## WHAT THE TASK ASKS
Please print the entries exactly, omitting each image.

## INFORMATION
————
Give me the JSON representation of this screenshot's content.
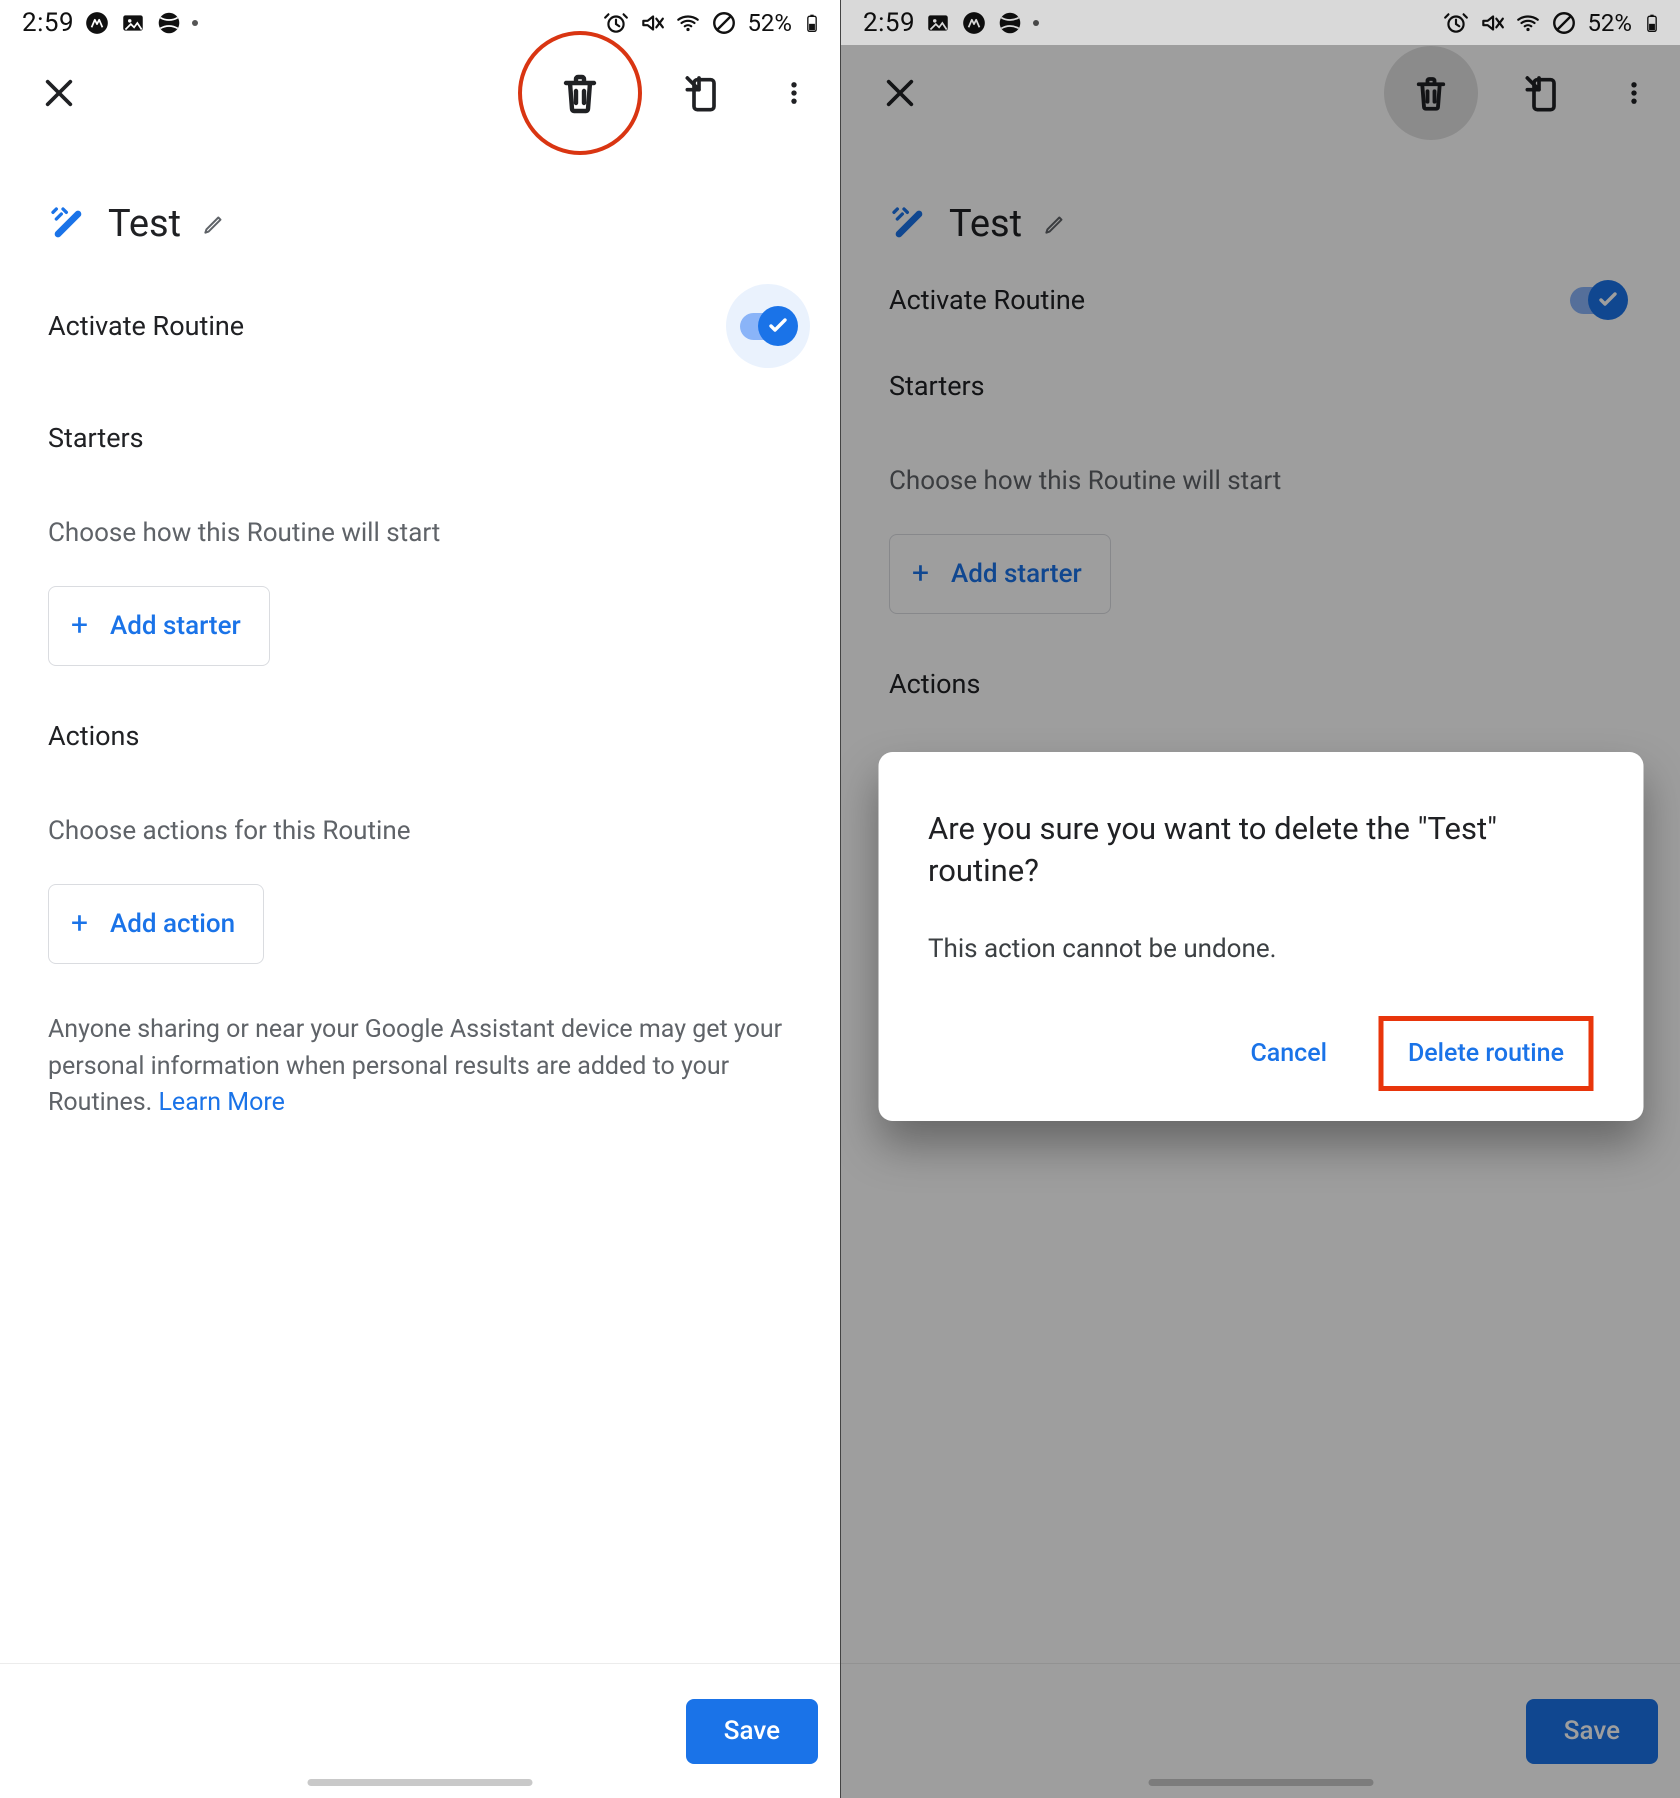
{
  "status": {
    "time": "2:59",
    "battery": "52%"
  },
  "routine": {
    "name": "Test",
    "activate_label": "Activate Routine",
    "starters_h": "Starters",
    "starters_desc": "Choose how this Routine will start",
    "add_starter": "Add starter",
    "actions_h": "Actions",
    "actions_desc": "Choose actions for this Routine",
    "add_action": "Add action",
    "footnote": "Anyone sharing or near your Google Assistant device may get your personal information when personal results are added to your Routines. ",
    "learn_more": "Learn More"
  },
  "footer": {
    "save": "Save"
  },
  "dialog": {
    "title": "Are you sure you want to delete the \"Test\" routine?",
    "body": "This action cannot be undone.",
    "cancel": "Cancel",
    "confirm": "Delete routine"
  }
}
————
## OUTPUT
Give me the JSON representation of this screenshot's content.
{
  "status": {
    "time": "2:59",
    "battery": "52%"
  },
  "routine": {
    "name": "Test",
    "activate_label": "Activate Routine",
    "starters_h": "Starters",
    "starters_desc": "Choose how this Routine will start",
    "add_starter": "Add starter",
    "actions_h": "Actions",
    "actions_desc": "Choose actions for this Routine",
    "add_action": "Add action",
    "footnote": "Anyone sharing or near your Google Assistant device may get your personal information when personal results are added to your Routines. ",
    "learn_more": "Learn More"
  },
  "footer": {
    "save": "Save"
  },
  "dialog": {
    "title": "Are you sure you want to delete the \"Test\" routine?",
    "body": "This action cannot be undone.",
    "cancel": "Cancel",
    "confirm": "Delete routine"
  }
}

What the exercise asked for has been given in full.